JUDY WOODRUFF: At the start of this week, the latest focus of the Russia investigations on Jared Kushner has exposed new details of the president son-in-law’s dealings with Moscow.
We break down what we know and the key questions that remain with special correspondent Nick Schifrin.
So, Nick, you have spent the day talking to a lot of people. What comes out of this? What new do we learn about Jared Kushner and his dealings with the Russians?
NICK SCHIFRIN: I think the new narrative is that this is the senior adviser to a president who has questioned whether there was any influence by Russia last year detailing Russia influence on him and perhaps on Trump policy.
And nobody in this administration has really done that before. And you have got three examples of that laid out. One is Ambassador Kislyak, the former Russian ambassador to the United States, asking for a direct line between the Trump transition team and Russian generals on Syria.
This is very unusual. Kislyak could have asked the Obama administration, could have used the U.S. government to do so, and he would be expected to do so. And he didn’t do that. He tried to circumvent the Obama administration and use Kushner to do that.
Secondly, Sergey Gorkov, the banker that John reported on, introduced to Kushner as a personal friend of Vladimir Putin, shows up with two gifts, art and dirt. And many of the people I spoke to today, that metaphor of dirt is not lost on them.
The idea, according to the intelligence officials I spoke to and former diplomats, is to prove that Russia has a connection to Kushner. This is dirt from Kushner’s grandparents’ home in Belarus and also perhaps to convince Kushner that Russia does its homework on Kushner.
And this is someone who is kind of part of the brotherhood, if you will, of businessmen with former intelligence ties, who keep those intelligence ties, and could therefore really represent the Russian government to Kushner, and reach out to someone very close to the Trump campaign or President Trump himself on behalf of the Russian government, and, again, using Kushner to do that.
And, thirdly, of course, the meeting we have been talking about for a few weeks now with Natalia Veselnitskaya, this lawyer who reached out to Donald Trump Jr. and to Kushner.
So, we have three examples of Russia trying to literally get into the Trump family. And those are the details that we saw today.
JUDY WOODRUFF: So, this on top of what we had learned before this, is all related to what’s happening in Congress, the Senate, even Republicans coming together with Democrats to impose these new sanctions on Russia.
NICK SCHIFRIN: It’s very clear that Republicans are helping lead this effort, certainly bipartisan effort, but certainly Republicans, fearing the president’s rhetoric on Russia, responding to the president’s rhetoric on Russia, frankly handcuffing the president on his ability to lift sanctions on Russia that were imposed because of Ukraine, Eastern Ukraine and Crimea, as well as the 2016 elections.

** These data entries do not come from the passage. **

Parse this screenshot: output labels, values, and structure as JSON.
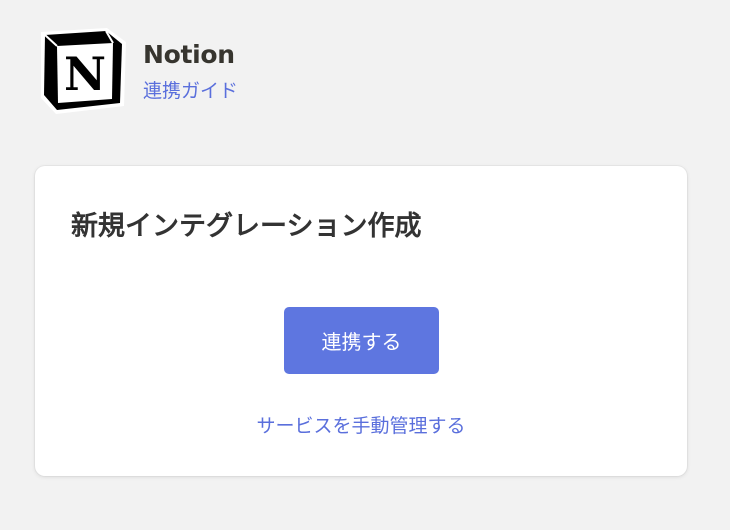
{
  "app": {
    "name": "Notion",
    "guide_link": "連携ガイド",
    "logo_icon": "notion-logo-icon"
  },
  "card": {
    "title": "新規インテグレーション作成",
    "connect_button": "連携する",
    "manual_link": "サービスを手動管理する"
  },
  "colors": {
    "accent": "#5e76e0",
    "link": "#5a6fdc",
    "background": "#f2f2f2"
  }
}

Now, Republicans wouldn’t use that word handcuff, but that is really what these have done. It’s the first time U.S. has penalized anyone the U.S. believes was part of the campaign last year to influence the elections directly.
It’s not designed to hit ordinary Russians. It’s designed to send a message to Russia that U.S. intelligence knows who’s doing these things. And it will make it harder for banks and for other companies — or countries, rather, to do business with Russia perhaps in the future.
JUDY WOODRUFF: Again, Nick, you talked to a lot of people today. Any sense that, as Jared Kushner says, he’s a babe in the woods, he doesn’t know American politics, he doesn’t know diplomacy, that he really was an unwitting figure in all this, as he says he was?
NICK SCHIFRIN: Some of this is described to me as normal, whether it’s Sergey Kislyak’s reaching out to someone who was a neophyte, reaching out to a campaign or a transition team that was brand-new to Washington.
And some people say, look, this is what any diplomat, any country would do with a new administration. But what is not normal is that the president has questioned his intelligence community’s findings about what Russia has done.
What is not normal is not to report some of these meetings that were set up with Russians, as Kushner admitted that he failed to do initially. And what’s not normal is not to report Ambassador Kislyak’s attempt to circumvent the U.S. government and administration to try and get to the Trump campaign. So that’s why there is so much focus on this meeting.
JUDY WOODRUFF: And, finally, just a couple seconds, Russian reactions to all this?
NICK SCHIFRIN: You know, what’s interesting, their focus is on sanctions.
They haven’t replied to any request for comment on Kushner. They say that the sanctions are — quote — “extremely negative,” if the sanctions go forward from Congress. And that is their focus. They don’t want these sanctions to go forward.
And Trump himself has questioned whether these sanctions should go forward in the past. And if they do, that may be one of the legacies of 2016, turning Congress against Russia to this point.
JUDY WOODRUFF: Nick Schifrin doing a lot of reporting on this, we thank you.
NICK SCHIFRIN: Thank you.